* [Required action]
Lines containing the word "structured" in the data below: say how many, with no other text.

+ + + + +

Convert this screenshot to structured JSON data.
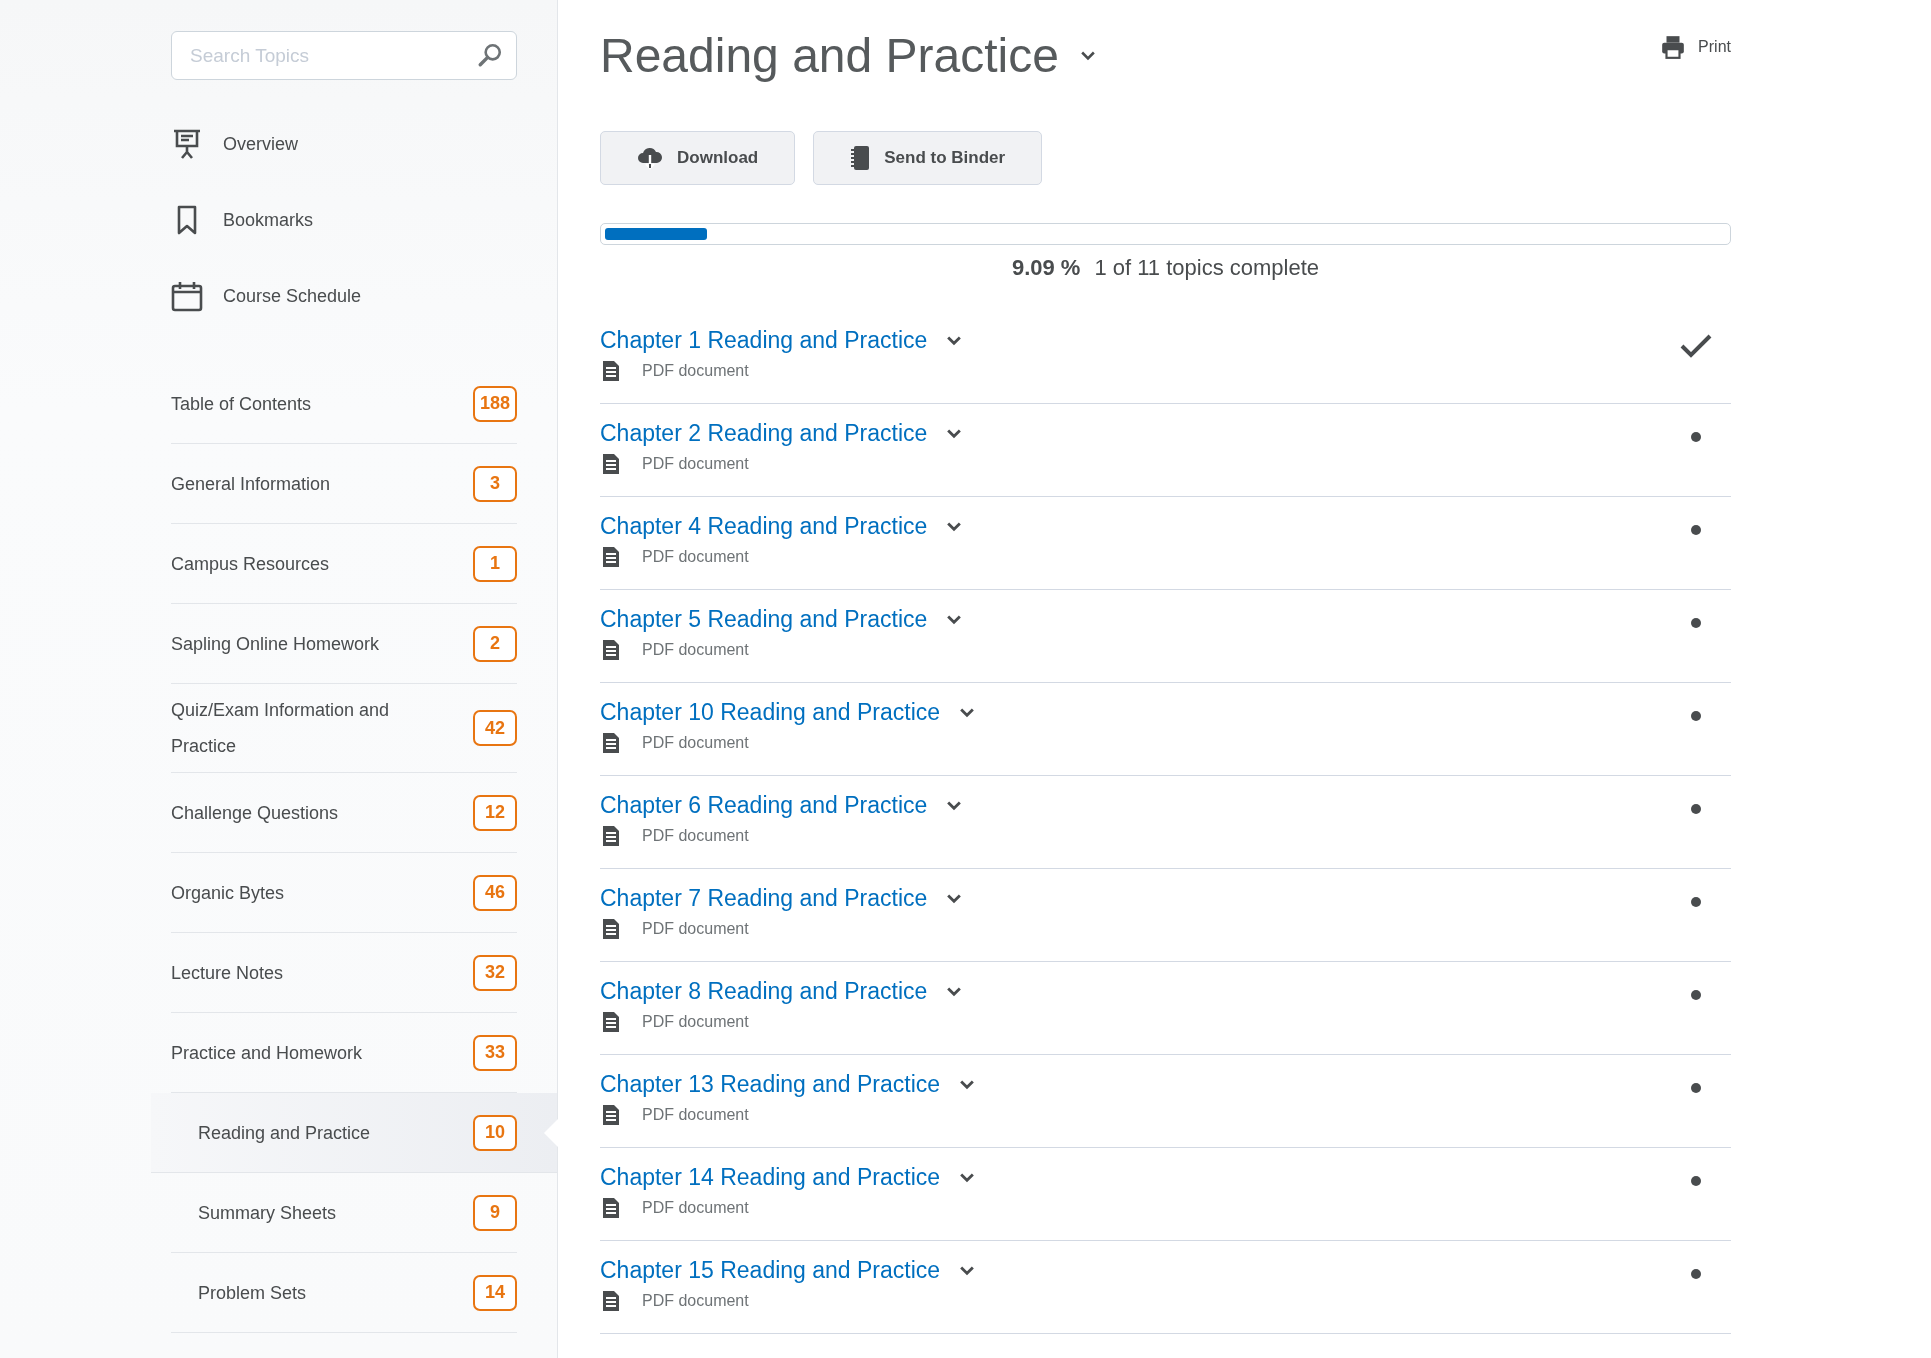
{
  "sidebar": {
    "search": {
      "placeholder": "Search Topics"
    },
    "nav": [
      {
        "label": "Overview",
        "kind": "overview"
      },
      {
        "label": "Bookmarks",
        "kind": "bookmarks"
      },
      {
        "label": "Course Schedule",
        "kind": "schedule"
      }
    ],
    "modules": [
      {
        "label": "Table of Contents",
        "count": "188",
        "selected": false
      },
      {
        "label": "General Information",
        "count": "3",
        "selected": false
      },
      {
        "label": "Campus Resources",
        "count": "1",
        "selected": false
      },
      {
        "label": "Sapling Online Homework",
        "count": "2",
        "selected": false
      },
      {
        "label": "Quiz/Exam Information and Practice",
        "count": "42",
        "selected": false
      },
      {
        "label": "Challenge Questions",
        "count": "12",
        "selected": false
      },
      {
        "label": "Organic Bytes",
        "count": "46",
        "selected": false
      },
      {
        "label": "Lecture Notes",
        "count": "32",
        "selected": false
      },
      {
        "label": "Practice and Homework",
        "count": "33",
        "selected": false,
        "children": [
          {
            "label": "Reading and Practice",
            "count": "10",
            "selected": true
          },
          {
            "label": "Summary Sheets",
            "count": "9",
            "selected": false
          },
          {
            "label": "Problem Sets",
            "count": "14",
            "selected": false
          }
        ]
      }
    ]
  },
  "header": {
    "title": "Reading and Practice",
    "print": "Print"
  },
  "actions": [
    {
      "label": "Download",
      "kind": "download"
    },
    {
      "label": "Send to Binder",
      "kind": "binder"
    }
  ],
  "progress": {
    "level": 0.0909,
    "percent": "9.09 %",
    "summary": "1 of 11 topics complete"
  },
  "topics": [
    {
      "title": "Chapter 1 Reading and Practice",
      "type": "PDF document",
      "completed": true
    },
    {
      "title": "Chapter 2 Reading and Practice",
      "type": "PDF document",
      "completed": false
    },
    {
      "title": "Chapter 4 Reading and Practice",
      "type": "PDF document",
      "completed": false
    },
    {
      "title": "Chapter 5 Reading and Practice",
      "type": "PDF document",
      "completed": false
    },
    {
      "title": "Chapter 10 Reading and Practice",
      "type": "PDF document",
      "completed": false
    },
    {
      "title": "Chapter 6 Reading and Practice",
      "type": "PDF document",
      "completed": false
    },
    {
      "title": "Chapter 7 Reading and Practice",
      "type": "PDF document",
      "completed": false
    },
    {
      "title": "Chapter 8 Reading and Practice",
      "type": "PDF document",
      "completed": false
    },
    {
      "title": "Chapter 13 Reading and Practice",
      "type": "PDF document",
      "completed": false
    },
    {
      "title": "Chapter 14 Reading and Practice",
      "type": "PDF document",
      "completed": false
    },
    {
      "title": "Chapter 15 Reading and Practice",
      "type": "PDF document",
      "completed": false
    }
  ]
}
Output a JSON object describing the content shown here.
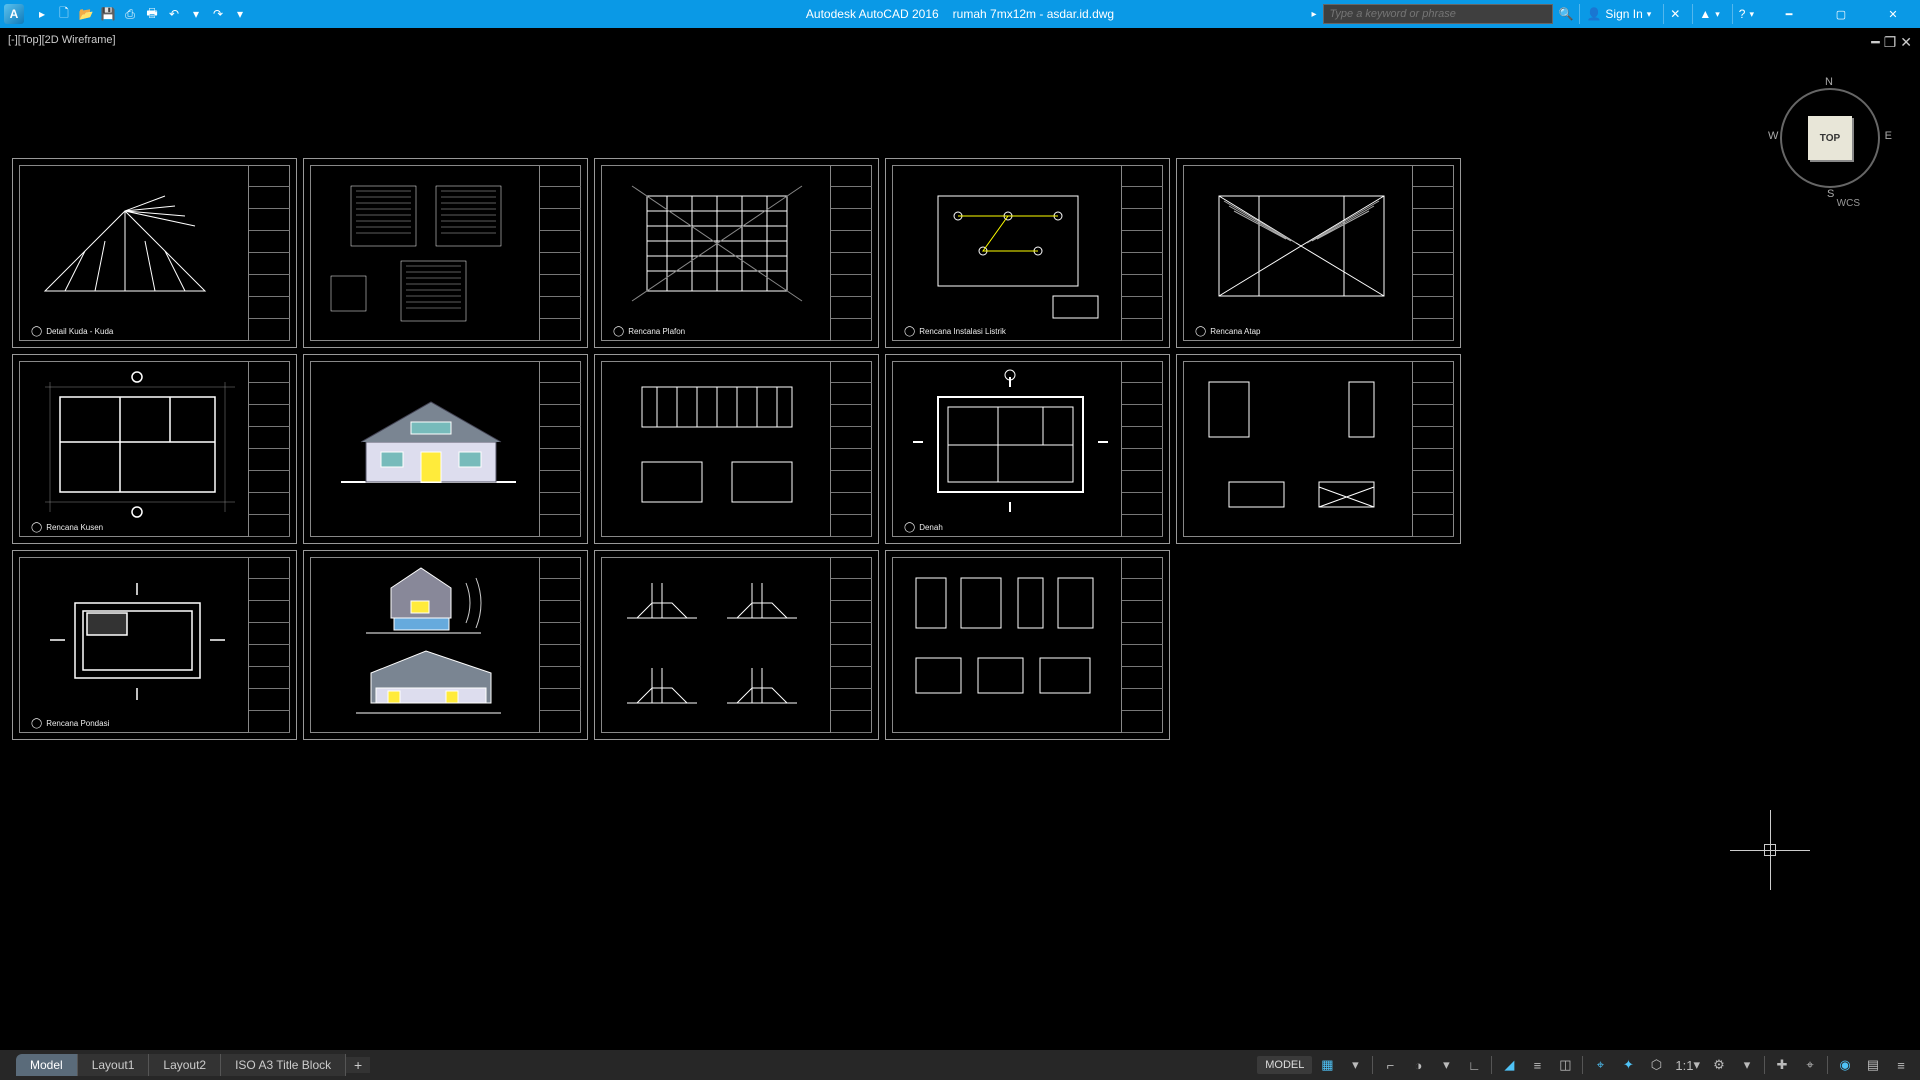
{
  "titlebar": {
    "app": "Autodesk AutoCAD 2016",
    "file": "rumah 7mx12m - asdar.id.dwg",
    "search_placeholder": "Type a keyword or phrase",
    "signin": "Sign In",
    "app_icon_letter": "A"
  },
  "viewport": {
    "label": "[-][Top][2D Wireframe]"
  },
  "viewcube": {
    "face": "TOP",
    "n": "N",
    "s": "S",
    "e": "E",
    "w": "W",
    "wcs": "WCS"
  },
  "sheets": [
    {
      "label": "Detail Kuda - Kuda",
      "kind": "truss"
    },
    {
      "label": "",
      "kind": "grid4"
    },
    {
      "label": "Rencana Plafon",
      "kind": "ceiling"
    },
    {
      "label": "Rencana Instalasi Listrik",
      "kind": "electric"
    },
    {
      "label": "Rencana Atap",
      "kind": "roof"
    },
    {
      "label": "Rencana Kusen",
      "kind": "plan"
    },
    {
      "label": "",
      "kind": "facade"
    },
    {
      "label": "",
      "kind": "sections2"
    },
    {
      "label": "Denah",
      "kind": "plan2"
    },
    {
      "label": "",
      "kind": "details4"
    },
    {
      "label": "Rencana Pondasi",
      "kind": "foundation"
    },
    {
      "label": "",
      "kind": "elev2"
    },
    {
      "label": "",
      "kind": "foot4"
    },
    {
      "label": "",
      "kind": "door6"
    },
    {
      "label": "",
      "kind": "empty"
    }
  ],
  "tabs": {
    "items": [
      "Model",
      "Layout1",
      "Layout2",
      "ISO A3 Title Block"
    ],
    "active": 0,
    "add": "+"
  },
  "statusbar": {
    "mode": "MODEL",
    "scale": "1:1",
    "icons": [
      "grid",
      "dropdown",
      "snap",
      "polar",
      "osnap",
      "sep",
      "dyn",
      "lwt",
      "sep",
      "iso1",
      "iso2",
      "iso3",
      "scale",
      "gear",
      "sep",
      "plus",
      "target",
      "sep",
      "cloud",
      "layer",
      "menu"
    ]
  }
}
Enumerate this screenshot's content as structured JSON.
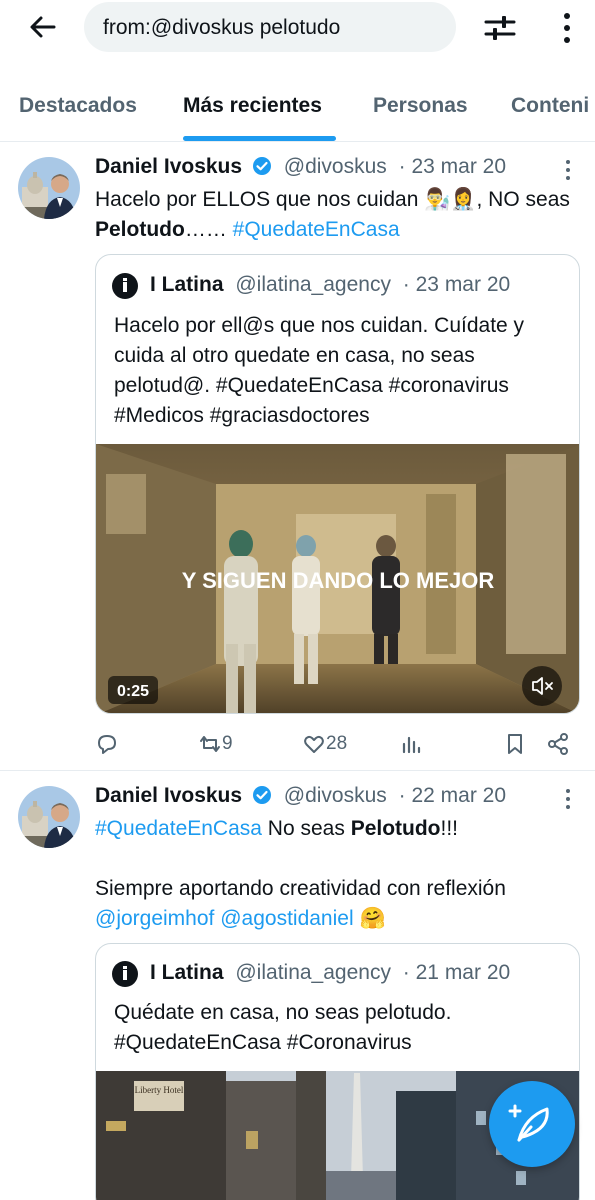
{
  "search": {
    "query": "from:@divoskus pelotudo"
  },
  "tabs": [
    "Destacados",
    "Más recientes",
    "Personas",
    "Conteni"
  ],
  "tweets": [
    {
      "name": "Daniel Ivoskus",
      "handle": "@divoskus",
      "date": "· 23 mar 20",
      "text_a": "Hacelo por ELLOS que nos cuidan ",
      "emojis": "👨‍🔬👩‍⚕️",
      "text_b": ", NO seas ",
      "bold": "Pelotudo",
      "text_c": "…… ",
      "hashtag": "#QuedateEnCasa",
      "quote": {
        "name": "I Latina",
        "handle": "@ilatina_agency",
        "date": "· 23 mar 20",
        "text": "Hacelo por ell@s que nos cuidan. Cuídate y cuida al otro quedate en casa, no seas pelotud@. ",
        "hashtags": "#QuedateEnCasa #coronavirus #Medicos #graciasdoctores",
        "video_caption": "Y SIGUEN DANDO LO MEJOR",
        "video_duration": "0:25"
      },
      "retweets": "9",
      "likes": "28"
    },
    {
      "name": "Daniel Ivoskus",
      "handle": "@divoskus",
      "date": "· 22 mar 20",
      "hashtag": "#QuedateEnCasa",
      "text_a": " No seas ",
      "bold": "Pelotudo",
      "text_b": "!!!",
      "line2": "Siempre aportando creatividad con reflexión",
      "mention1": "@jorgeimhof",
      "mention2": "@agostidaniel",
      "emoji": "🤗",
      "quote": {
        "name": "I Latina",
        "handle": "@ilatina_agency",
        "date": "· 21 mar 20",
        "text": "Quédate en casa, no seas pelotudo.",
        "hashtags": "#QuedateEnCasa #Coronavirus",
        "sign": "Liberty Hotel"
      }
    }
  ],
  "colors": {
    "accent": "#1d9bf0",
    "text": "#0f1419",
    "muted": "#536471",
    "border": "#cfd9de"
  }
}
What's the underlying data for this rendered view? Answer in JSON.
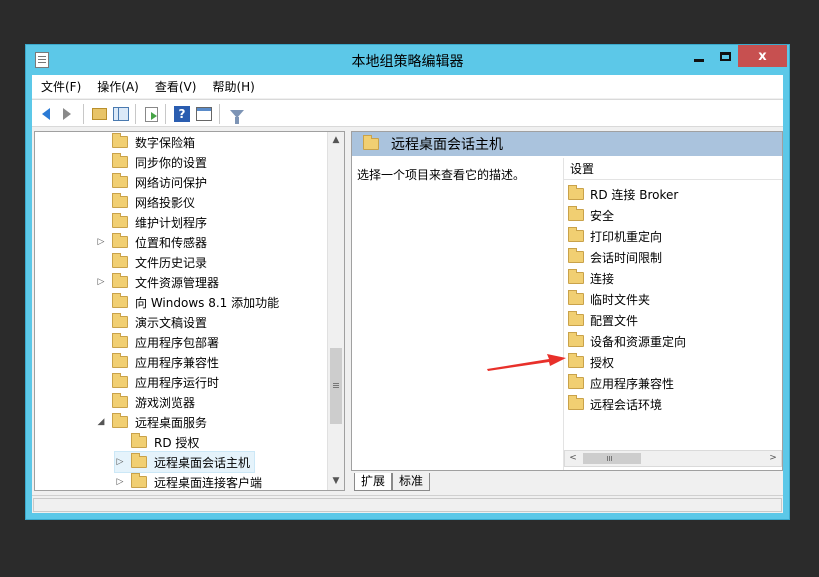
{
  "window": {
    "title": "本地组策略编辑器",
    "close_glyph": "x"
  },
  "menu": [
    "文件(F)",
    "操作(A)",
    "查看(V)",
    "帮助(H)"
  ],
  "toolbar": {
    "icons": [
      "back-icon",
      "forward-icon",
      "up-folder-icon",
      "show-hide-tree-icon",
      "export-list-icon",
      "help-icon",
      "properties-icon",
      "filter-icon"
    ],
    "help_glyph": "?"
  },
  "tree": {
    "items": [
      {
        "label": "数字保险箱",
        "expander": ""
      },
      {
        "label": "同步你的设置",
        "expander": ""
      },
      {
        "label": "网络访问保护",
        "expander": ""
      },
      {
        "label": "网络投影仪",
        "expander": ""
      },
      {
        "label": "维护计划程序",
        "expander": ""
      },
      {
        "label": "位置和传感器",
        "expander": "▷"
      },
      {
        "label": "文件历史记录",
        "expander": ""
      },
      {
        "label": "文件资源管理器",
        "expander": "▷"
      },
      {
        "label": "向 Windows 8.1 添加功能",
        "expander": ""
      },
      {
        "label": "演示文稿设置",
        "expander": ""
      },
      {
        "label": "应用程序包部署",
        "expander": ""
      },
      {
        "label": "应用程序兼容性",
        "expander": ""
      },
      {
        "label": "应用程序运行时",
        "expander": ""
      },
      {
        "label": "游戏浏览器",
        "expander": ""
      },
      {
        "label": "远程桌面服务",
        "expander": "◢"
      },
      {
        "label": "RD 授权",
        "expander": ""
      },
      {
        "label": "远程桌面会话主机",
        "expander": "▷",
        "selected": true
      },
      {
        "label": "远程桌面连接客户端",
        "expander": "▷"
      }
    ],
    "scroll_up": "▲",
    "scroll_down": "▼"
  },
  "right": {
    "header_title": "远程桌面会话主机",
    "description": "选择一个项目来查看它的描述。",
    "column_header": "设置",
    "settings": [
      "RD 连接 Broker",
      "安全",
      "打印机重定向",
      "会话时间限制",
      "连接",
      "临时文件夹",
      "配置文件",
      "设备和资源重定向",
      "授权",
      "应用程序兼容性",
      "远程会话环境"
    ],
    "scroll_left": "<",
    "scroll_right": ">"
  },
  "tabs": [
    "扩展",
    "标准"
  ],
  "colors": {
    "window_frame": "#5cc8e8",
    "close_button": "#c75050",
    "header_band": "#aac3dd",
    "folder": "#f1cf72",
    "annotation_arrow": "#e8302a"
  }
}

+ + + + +

* [Response area]
2